These few examples from the rich court records of Dijon are very much tied into the history of late-medieval urban poverty. The disruptions of plague, famine, and warfare brought more and more young women to the city in search of whatever work they could find, and informal sex work was an essential, if dangerous, component of their struggles to survive. But similar patterns of abuse also played out in the homes of the medieval elite. In the final years of King Charles VII’s life, before his death in 1461, France’s last mistress, Antoinette de Maignelais, was said to have sought to retain his favor by procuring adolescent noble girls for him. As one chronicler, admittedly no friend of King Charles, wrote, the lady Antoinette always arranged things so that the king had at least three or four young and extremely beautiful women in attendance with her, arrayed in the best and most ostentatious finery at royal expense. The chronicler writes as well of how noble families, knowing the risks for their daughters’ virtue but also aware of the gains for their families, acquiesced in sending their daughters to the royal court. He describes one young and beautiful woman from the provinces in tears at her departure from her paternal home, and adds that the young woman was received with great joy by the king and his mistress.
It’s no surprise that men who perpetrated sexual crimes in medieval Europe often managed to avoid detection or at least evade prosecution, but it’s not because the Middle Ages were so very backward or barbaric. As happens today, powerful men escaped accountability for their sexual predation because power brings privilege. But also as happens today, some medieval women who assisted in sexual predation, or who were predators themselves, were able to profit from gender norms to escape punishment even as their gender had made it all the easier for them to entice their victims. Most women involved in selling other women went unpunished, and few of those victimized and abused would have been willing to take the risks of coming forward with an accusation. All this brings us neatly back to Sternheim’s defense of Maxwell: that she’s just being made a scapegoat because she’s a woman, and we should really be blaming both Epstein and his victims alike, because these younger women are unfairly accusing Maxwell.
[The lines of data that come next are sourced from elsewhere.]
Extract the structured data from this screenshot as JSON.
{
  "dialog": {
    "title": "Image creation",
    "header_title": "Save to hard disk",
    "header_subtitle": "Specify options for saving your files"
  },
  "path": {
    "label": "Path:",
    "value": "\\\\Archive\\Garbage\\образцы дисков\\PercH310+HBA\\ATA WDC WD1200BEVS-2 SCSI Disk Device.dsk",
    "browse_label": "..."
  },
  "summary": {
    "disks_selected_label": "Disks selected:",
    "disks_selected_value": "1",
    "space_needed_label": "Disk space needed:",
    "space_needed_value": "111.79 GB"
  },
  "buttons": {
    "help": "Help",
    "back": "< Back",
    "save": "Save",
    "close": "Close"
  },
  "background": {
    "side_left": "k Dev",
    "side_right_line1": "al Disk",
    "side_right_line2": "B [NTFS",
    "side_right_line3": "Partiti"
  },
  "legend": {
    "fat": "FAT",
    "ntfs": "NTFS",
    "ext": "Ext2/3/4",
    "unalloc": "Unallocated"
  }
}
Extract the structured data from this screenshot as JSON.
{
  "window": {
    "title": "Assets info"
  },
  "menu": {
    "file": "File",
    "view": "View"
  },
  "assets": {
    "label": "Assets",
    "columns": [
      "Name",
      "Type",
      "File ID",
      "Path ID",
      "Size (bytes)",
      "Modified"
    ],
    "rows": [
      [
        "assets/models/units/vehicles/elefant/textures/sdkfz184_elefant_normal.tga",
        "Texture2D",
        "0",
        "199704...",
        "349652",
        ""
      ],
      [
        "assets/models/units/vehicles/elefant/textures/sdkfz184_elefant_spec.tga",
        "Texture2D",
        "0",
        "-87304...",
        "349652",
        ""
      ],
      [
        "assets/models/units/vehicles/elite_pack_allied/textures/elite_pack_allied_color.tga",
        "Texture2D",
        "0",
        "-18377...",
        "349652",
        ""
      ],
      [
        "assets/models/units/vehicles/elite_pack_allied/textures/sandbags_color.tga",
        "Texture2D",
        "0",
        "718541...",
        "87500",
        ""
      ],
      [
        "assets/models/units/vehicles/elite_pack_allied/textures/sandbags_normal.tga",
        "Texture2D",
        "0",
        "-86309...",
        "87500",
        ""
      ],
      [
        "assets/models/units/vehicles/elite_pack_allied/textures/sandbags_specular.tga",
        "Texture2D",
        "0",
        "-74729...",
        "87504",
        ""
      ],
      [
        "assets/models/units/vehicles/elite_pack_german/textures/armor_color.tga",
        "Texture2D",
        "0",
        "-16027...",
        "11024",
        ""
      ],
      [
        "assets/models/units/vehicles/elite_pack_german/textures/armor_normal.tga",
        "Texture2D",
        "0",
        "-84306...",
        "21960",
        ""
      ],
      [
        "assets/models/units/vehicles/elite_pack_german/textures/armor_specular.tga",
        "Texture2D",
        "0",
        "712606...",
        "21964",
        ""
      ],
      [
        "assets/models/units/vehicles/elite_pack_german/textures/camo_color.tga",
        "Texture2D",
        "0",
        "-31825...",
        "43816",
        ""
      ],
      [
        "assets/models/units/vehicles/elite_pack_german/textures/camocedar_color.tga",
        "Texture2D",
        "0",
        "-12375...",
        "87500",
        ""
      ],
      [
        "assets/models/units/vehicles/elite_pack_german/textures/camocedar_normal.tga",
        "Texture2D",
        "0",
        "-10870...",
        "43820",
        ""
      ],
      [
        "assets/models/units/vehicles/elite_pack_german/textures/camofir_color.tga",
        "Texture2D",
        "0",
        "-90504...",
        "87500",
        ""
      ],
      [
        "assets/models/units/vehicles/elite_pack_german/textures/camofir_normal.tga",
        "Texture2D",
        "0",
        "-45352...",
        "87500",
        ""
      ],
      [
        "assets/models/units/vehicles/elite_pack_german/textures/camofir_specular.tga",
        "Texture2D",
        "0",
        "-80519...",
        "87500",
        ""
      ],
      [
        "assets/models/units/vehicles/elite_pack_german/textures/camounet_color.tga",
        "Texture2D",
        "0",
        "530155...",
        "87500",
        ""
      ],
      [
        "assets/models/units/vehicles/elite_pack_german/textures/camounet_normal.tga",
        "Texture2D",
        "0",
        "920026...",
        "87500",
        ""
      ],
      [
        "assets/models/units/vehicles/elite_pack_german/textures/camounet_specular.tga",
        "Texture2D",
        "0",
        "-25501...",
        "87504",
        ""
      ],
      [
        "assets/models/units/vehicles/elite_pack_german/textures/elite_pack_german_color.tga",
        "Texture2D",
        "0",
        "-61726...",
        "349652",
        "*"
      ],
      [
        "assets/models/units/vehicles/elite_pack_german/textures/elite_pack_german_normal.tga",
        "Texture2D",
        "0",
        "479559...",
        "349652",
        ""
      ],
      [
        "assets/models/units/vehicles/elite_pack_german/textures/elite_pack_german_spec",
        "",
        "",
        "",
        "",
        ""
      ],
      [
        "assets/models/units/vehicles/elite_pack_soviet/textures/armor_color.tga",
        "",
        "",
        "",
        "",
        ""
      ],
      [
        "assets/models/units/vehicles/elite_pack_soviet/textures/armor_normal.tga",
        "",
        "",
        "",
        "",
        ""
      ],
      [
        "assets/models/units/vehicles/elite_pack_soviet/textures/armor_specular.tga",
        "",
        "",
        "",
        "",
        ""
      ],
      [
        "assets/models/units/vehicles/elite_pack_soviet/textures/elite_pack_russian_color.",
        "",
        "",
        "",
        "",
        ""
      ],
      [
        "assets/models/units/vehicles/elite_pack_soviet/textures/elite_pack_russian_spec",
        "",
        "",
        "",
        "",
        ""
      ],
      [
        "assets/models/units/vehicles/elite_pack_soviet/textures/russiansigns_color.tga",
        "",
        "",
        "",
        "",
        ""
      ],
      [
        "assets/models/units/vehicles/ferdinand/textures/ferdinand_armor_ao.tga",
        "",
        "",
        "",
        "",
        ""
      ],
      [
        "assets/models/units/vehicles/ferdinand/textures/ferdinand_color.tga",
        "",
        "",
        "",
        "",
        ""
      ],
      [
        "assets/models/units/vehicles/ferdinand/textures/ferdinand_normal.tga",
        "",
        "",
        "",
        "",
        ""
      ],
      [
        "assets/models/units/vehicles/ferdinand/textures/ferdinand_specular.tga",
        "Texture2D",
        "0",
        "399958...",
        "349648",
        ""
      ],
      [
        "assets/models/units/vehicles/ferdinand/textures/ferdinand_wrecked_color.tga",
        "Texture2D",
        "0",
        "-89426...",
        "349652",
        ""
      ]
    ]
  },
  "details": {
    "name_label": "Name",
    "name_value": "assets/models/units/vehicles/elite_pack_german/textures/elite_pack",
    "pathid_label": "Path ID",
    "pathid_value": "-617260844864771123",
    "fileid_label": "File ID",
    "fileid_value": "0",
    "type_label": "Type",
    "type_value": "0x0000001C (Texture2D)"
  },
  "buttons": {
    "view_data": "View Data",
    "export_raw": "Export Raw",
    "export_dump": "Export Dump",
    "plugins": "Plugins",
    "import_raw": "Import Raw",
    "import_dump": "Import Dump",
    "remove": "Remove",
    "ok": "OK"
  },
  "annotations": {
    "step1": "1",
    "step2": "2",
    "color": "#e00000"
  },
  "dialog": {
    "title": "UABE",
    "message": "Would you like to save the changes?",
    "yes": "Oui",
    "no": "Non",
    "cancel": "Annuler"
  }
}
How will a modern jury make sense of the accusations against Maxwell? Will they be able to imagine a woman who looks and acts like her as capable of sexual coercion and aggression? We seem to be just at the cusp of thinking about ways to hold enablers accountable, even as we recognize that all these famous serial predators whose actions are becoming public in the age of #MeToo had such enablers: people—men and women—who brought victims, locked the doors behind them, or looked the other way. Our modern judicial system and our fellow humans seem just as capable as their medieval equivalents of letting power and gender norms interfere with justice, as they so often have. But while it’s vital not to blame the victims, as our gendered systems of “justice” so often permit us to do, it’s also vital to not let gender enable the perpetrators to escape from accountability. We’ve seen that story play out too many times before.